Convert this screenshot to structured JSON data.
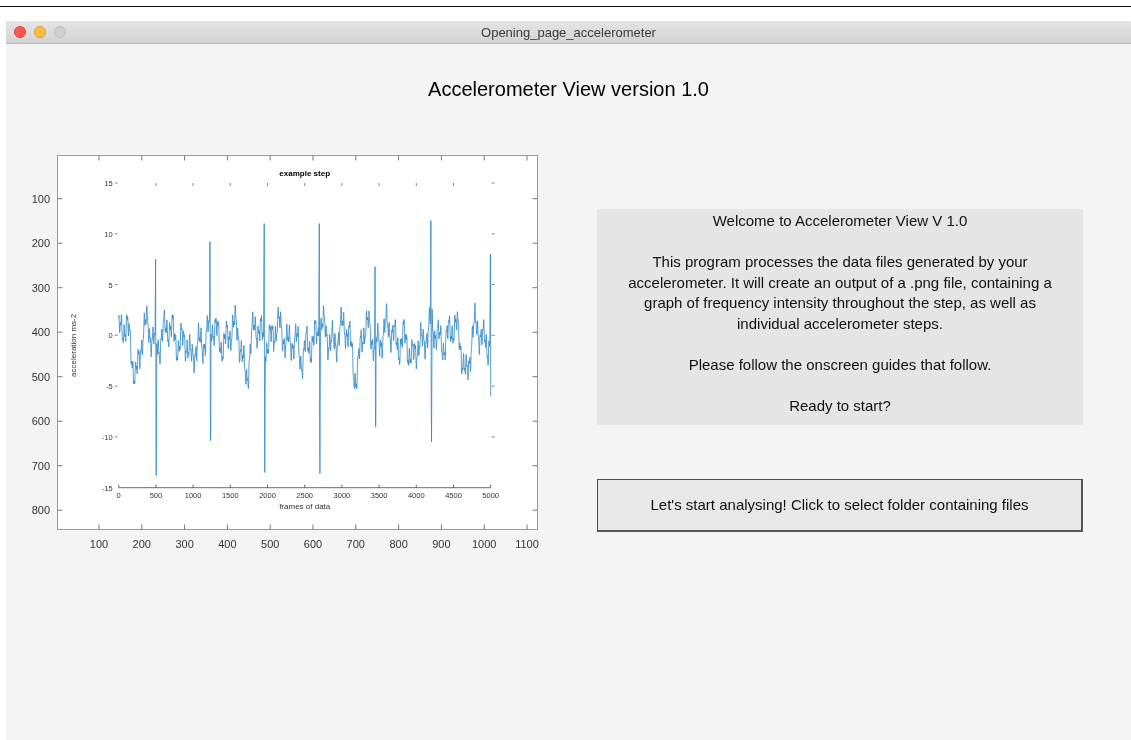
{
  "window": {
    "title": "Opening_page_accelerometer",
    "controls": [
      {
        "kind": "close",
        "disabled": false
      },
      {
        "kind": "minimize",
        "disabled": false
      },
      {
        "kind": "zoom",
        "disabled": true
      }
    ]
  },
  "heading": "Accelerometer View version 1.0",
  "image_axes": {
    "xticks": [
      "100",
      "200",
      "300",
      "400",
      "500",
      "600",
      "700",
      "800",
      "900",
      "1000",
      "1100"
    ],
    "yticks": [
      "100",
      "200",
      "300",
      "400",
      "500",
      "600",
      "700",
      "800"
    ],
    "plot": {
      "title": "example step",
      "xlabel": "frames of data",
      "ylabel": "acceleration ms-2",
      "xticks": [
        "0",
        "500",
        "1000",
        "1500",
        "2000",
        "2500",
        "3000",
        "3500",
        "4000",
        "4500",
        "5000"
      ],
      "yticks": [
        "15",
        "10",
        "5",
        "0",
        "-5",
        "-10",
        "-15"
      ]
    }
  },
  "info_panel": {
    "welcome": "Welcome to Accelerometer View V 1.0",
    "description": "This program processes the data files generated by your accelerometer.  It will create an output of a .png file, containing a graph of frequency intensity throughout the step, as well as individual accelerometer steps.",
    "instruction": "Please follow the onscreen guides that follow.",
    "prompt": "Ready to start?"
  },
  "start_button": {
    "label": "Let's start analysing!  Click to select folder containing files"
  }
}
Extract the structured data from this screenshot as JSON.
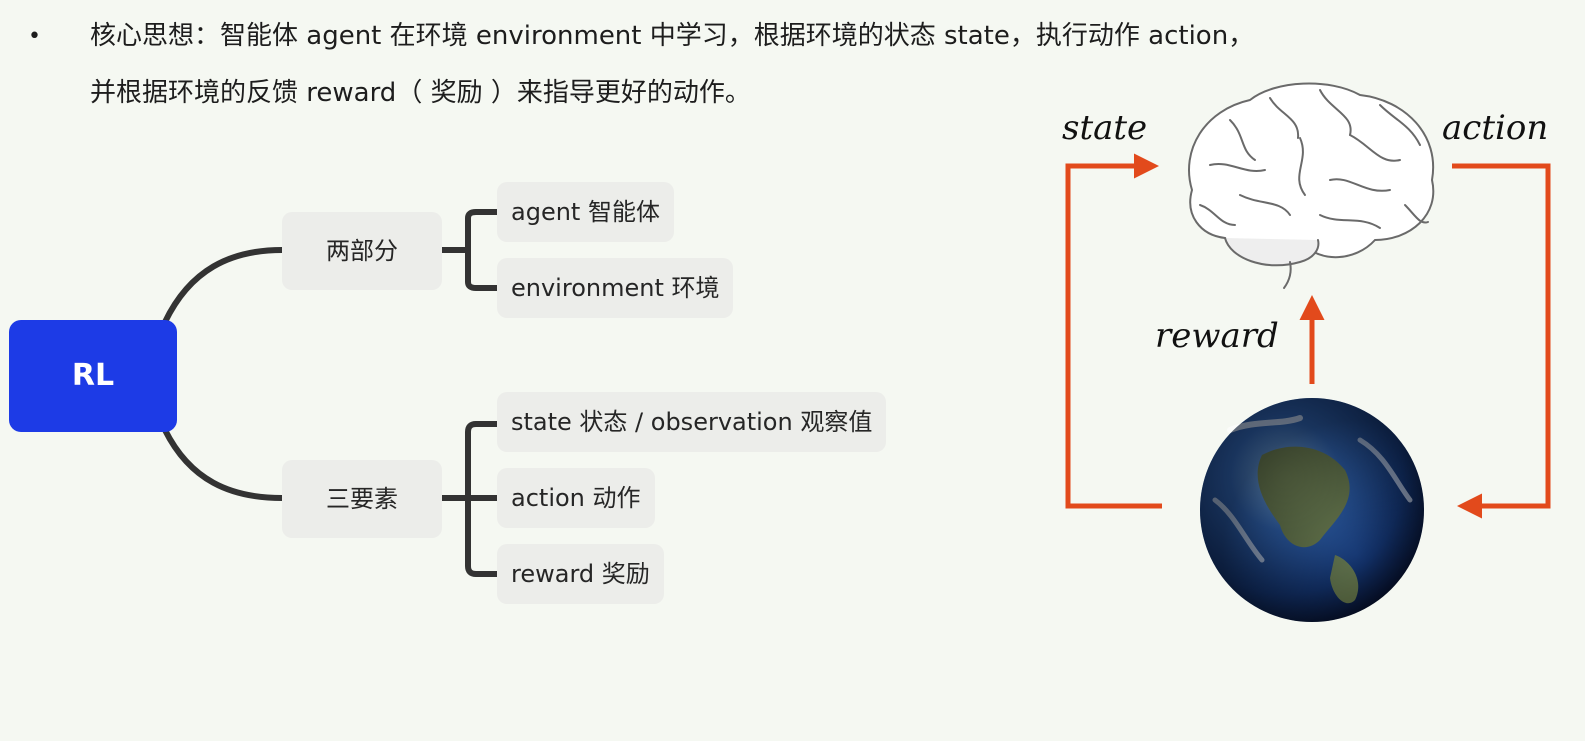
{
  "intro": {
    "bullet": "•",
    "line1": "核心思想：智能体 agent 在环境 environment 中学习，根据环境的状态 state，执行动作 action，",
    "line2": "并根据环境的反馈 reward（ 奖励 ）来指导更好的动作。"
  },
  "mindmap": {
    "root": "RL",
    "branches": [
      {
        "label": "两部分",
        "children": [
          "agent 智能体",
          "environment 环境"
        ]
      },
      {
        "label": "三要素",
        "children": [
          "state 状态 / observation 观察值",
          "action 动作",
          "reward 奖励"
        ]
      }
    ]
  },
  "loop": {
    "state_label": "state",
    "action_label": "action",
    "reward_label": "reward",
    "agent_icon": "brain-icon",
    "environment_icon": "earth-icon",
    "arrow_color": "#e24a1c"
  },
  "colors": {
    "root_fill": "#1d3be6",
    "node_fill": "#ecedea",
    "connector": "#333333",
    "background": "#f5f8f2"
  }
}
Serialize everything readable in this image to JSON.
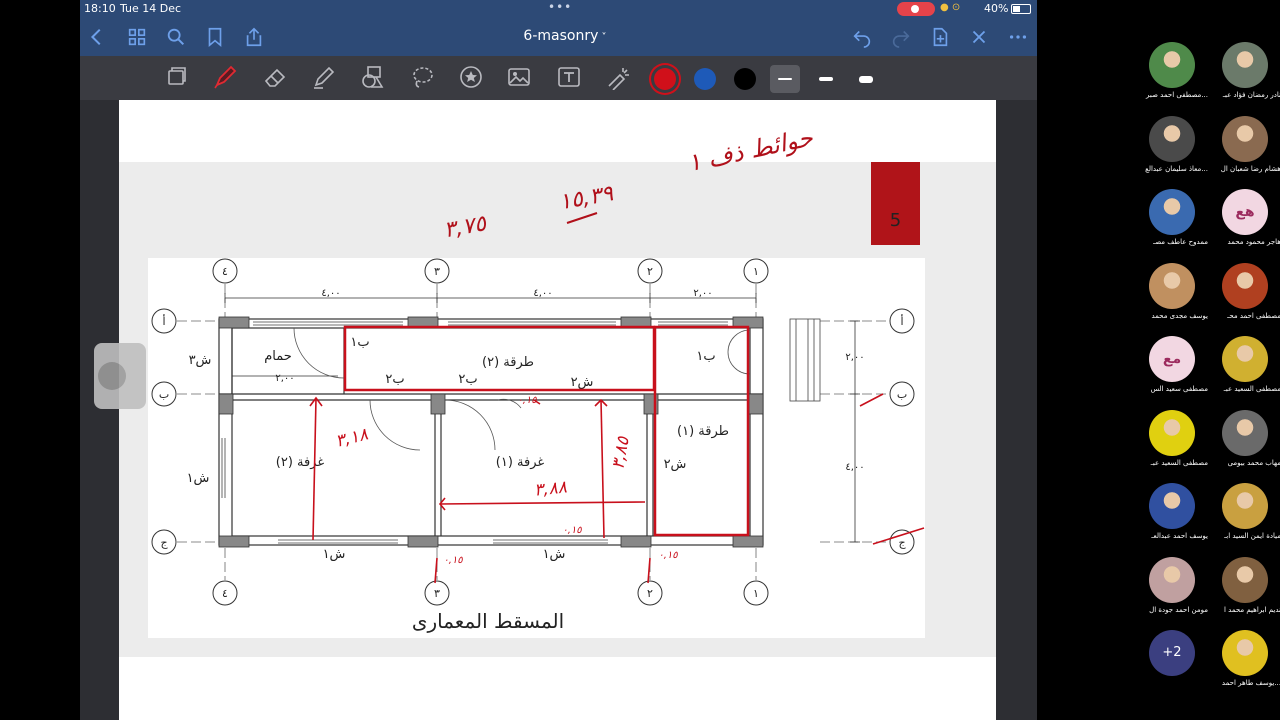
{
  "status": {
    "time": "18:10",
    "date": "Tue 14 Dec",
    "battery": "40%"
  },
  "document": {
    "title": "6-masonry",
    "page_number": "5"
  },
  "toolbar": {
    "pen_colors": [
      "#d0101a",
      "#1e5ab8",
      "#000000"
    ],
    "selected_color": "#d0101a"
  },
  "plan": {
    "caption": "المسقط المعمارى",
    "axis_numbers": [
      "٤",
      "٣",
      "٢",
      "١"
    ],
    "axis_letters": [
      "أ",
      "ب",
      "ج"
    ],
    "dims_top": [
      "٤,٠٠",
      "٤,٠٠",
      "٢,٠٠"
    ],
    "dims_right": [
      "٢,٠٠",
      "٤,٠٠"
    ],
    "bath_dim": "٢,٠٠",
    "rooms": {
      "bath": "حمام",
      "corridor2": "طرقة (٢)",
      "corridor1": "طرقة (١)",
      "room2": "غرفة (٢)",
      "room1": "غرفة (١)"
    },
    "labels": {
      "sh3": "ش٣",
      "sh1_left": "ش١",
      "sh2_right": "ش٢",
      "sh2_top": "ش٢",
      "sh1_bottom_a": "ش١",
      "sh1_bottom_b": "ش١",
      "b1_top": "ب١",
      "b1_right": "ب١",
      "b2_a": "ب٢",
      "b2_b": "ب٢"
    }
  },
  "annotations": {
    "heading": "حوائط ذف ١",
    "num1": "١٥,٣٩",
    "num2": "٣,٧٥",
    "r2_height": "٣,١٨",
    "r1_height": "٣,٨٥",
    "r1_width": "٣,٨٨",
    "small_a": "٠,١٥",
    "small_b": "٠,١٥",
    "small_c": "٠,١٥",
    "small_d": "٠,١٥"
  },
  "participants": [
    {
      "name": "نادر رمضان فؤاد عبـ",
      "kind": "photo",
      "color": "#6b7a6a"
    },
    {
      "name": "مصطفى احمد صبر...",
      "kind": "photo",
      "color": "#4f8a4a"
    },
    {
      "name": "هشام رضا شعبان ال",
      "kind": "photo",
      "color": "#8a6a50"
    },
    {
      "name": "معاذ سليمان عبدالع...",
      "kind": "photo",
      "color": "#4a4a4a"
    },
    {
      "name": "هاجر محمود محمد",
      "kind": "initials",
      "initials": "هع"
    },
    {
      "name": "ممدوح عاطف مصـ",
      "kind": "photo",
      "color": "#3a6ab0"
    },
    {
      "name": "مصطفى احمد محـ",
      "kind": "photo",
      "color": "#b04020"
    },
    {
      "name": "يوسف مجدى محمد",
      "kind": "photo",
      "color": "#c09060"
    },
    {
      "name": "مصطفى السعيد عبـ",
      "kind": "photo",
      "color": "#d0b030"
    },
    {
      "name": "مصطفى سعيد الس",
      "kind": "initials",
      "initials": "مع"
    },
    {
      "name": "مهاب محمد بيومى",
      "kind": "photo",
      "color": "#6a6a6a"
    },
    {
      "name": "مصطفى السعيد عبـ",
      "kind": "photo",
      "color": "#e0d010"
    },
    {
      "name": "ميادة ايمن السيد ابـ",
      "kind": "photo",
      "color": "#c9a040"
    },
    {
      "name": "يوسف احمد عبدالعـ",
      "kind": "photo",
      "color": "#3050a0"
    },
    {
      "name": "نديم ابراهيم محمد ا",
      "kind": "photo",
      "color": "#806040"
    },
    {
      "name": "مومن احمد جودة ال",
      "kind": "photo",
      "color": "#c0a0a0"
    },
    {
      "name": "يوسف طاهر احمد...",
      "kind": "photo",
      "color": "#e0c020"
    },
    {
      "name": "",
      "kind": "more",
      "label": "+2"
    }
  ]
}
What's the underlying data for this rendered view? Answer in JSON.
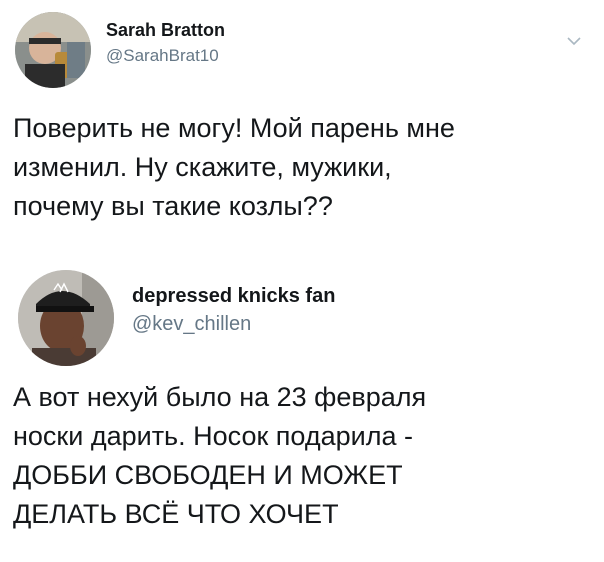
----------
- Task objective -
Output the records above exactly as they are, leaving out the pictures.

- Written solution -
Convert this screenshot to structured JSON data.
{
  "window": {
    "title": "Opening_page_accelerometer",
    "controls": [
      {
        "kind": "close",
        "disabled": false
      },
      {
        "kind": "minimize",
        "disabled": false
      },
      {
        "kind": "zoom",
        "disabled": true
      }
    ]
  },
  "heading": "Accelerometer View version 1.0",
  "image_axes": {
    "xticks": [
      "100",
      "200",
      "300",
      "400",
      "500",
      "600",
      "700",
      "800",
      "900",
      "1000",
      "1100"
    ],
    "yticks": [
      "100",
      "200",
      "300",
      "400",
      "500",
      "600",
      "700",
      "800"
    ],
    "plot": {
      "title": "example step",
      "xlabel": "frames of data",
      "ylabel": "acceleration ms-2",
      "xticks": [
        "0",
        "500",
        "1000",
        "1500",
        "2000",
        "2500",
        "3000",
        "3500",
        "4000",
        "4500",
        "5000"
      ],
      "yticks": [
        "15",
        "10",
        "5",
        "0",
        "-5",
        "-10",
        "-15"
      ]
    }
  },
  "info_panel": {
    "welcome": "Welcome to Accelerometer View V 1.0",
    "description": "This program processes the data files generated by your accelerometer.  It will create an output of a .png file, containing a graph of frequency intensity throughout the step, as well as individual accelerometer steps.",
    "instruction": "Please follow the onscreen guides that follow.",
    "prompt": "Ready to start?"
  },
  "start_button": {
    "label": "Let's start analysing!  Click to select folder containing files"
  }
}
Extract the structured data from this screenshot as JSON.
{
  "intro": {
    "bullet": "•",
    "line1": "核心思想：智能体 agent 在环境 environment 中学习，根据环境的状态 state，执行动作 action，",
    "line2": "并根据环境的反馈 reward（ 奖励 ）来指导更好的动作。"
  },
  "mindmap": {
    "root": "RL",
    "branches": [
      {
        "label": "两部分",
        "children": [
          "agent 智能体",
          "environment 环境"
        ]
      },
      {
        "label": "三要素",
        "children": [
          "state 状态 / observation 观察值",
          "action 动作",
          "reward 奖励"
        ]
      }
    ]
  },
  "loop": {
    "state_label": "state",
    "action_label": "action",
    "reward_label": "reward",
    "agent_icon": "brain-icon",
    "environment_icon": "earth-icon",
    "arrow_color": "#e24a1c"
  },
  "colors": {
    "root_fill": "#1d3be6",
    "node_fill": "#ecedea",
    "connector": "#333333",
    "background": "#f5f8f2"
  }
}
Serialize everything readable in this image to JSON.
{
  "status": {
    "time": "18:10",
    "date": "Tue 14 Dec",
    "battery": "40%"
  },
  "document": {
    "title": "6-masonry",
    "page_number": "5"
  },
  "toolbar": {
    "pen_colors": [
      "#d0101a",
      "#1e5ab8",
      "#000000"
    ],
    "selected_color": "#d0101a"
  },
  "plan": {
    "caption": "المسقط المعمارى",
    "axis_numbers": [
      "٤",
      "٣",
      "٢",
      "١"
    ],
    "axis_letters": [
      "أ",
      "ب",
      "ج"
    ],
    "dims_top": [
      "٤,٠٠",
      "٤,٠٠",
      "٢,٠٠"
    ],
    "dims_right": [
      "٢,٠٠",
      "٤,٠٠"
    ],
    "bath_dim": "٢,٠٠",
    "rooms": {
      "bath": "حمام",
      "corridor2": "طرقة (٢)",
      "corridor1": "طرقة (١)",
      "room2": "غرفة (٢)",
      "room1": "غرفة (١)"
    },
    "labels": {
      "sh3": "ش٣",
      "sh1_left": "ش١",
      "sh2_right": "ش٢",
      "sh2_top": "ش٢",
      "sh1_bottom_a": "ش١",
      "sh1_bottom_b": "ش١",
      "b1_top": "ب١",
      "b1_right": "ب١",
      "b2_a": "ب٢",
      "b2_b": "ب٢"
    }
  },
  "annotations": {
    "heading": "حوائط ذف ١",
    "num1": "١٥,٣٩",
    "num2": "٣,٧٥",
    "r2_height": "٣,١٨",
    "r1_height": "٣,٨٥",
    "r1_width": "٣,٨٨",
    "small_a": "٠,١٥",
    "small_b": "٠,١٥",
    "small_c": "٠,١٥",
    "small_d": "٠,١٥"
  },
  "participants": [
    {
      "name": "نادر رمضان فؤاد عبـ",
      "kind": "photo",
      "color": "#6b7a6a"
    },
    {
      "name": "مصطفى احمد صبر...",
      "kind": "photo",
      "color": "#4f8a4a"
    },
    {
      "name": "هشام رضا شعبان ال",
      "kind": "photo",
      "color": "#8a6a50"
    },
    {
      "name": "معاذ سليمان عبدالع...",
      "kind": "photo",
      "color": "#4a4a4a"
    },
    {
      "name": "هاجر محمود محمد",
      "kind": "initials",
      "initials": "هع"
    },
    {
      "name": "ممدوح عاطف مصـ",
      "kind": "photo",
      "color": "#3a6ab0"
    },
    {
      "name": "مصطفى احمد محـ",
      "kind": "photo",
      "color": "#b04020"
    },
    {
      "name": "يوسف مجدى محمد",
      "kind": "photo",
      "color": "#c09060"
    },
    {
      "name": "مصطفى السعيد عبـ",
      "kind": "photo",
      "color": "#d0b030"
    },
    {
      "name": "مصطفى سعيد الس",
      "kind": "initials",
      "initials": "مع"
    },
    {
      "name": "مهاب محمد بيومى",
      "kind": "photo",
      "color": "#6a6a6a"
    },
    {
      "name": "مصطفى السعيد عبـ",
      "kind": "photo",
      "color": "#e0d010"
    },
    {
      "name": "ميادة ايمن السيد ابـ",
      "kind": "photo",
      "color": "#c9a040"
    },
    {
      "name": "يوسف احمد عبدالعـ",
      "kind": "photo",
      "color": "#3050a0"
    },
    {
      "name": "نديم ابراهيم محمد ا",
      "kind": "photo",
      "color": "#806040"
    },
    {
      "name": "مومن احمد جودة ال",
      "kind": "photo",
      "color": "#c0a0a0"
    },
    {
      "name": "يوسف طاهر احمد...",
      "kind": "photo",
      "color": "#e0c020"
    },
    {
      "name": "",
      "kind": "more",
      "label": "+2"
    }
  ]
}
What's the underlying data for this rendered view? Answer in JSON.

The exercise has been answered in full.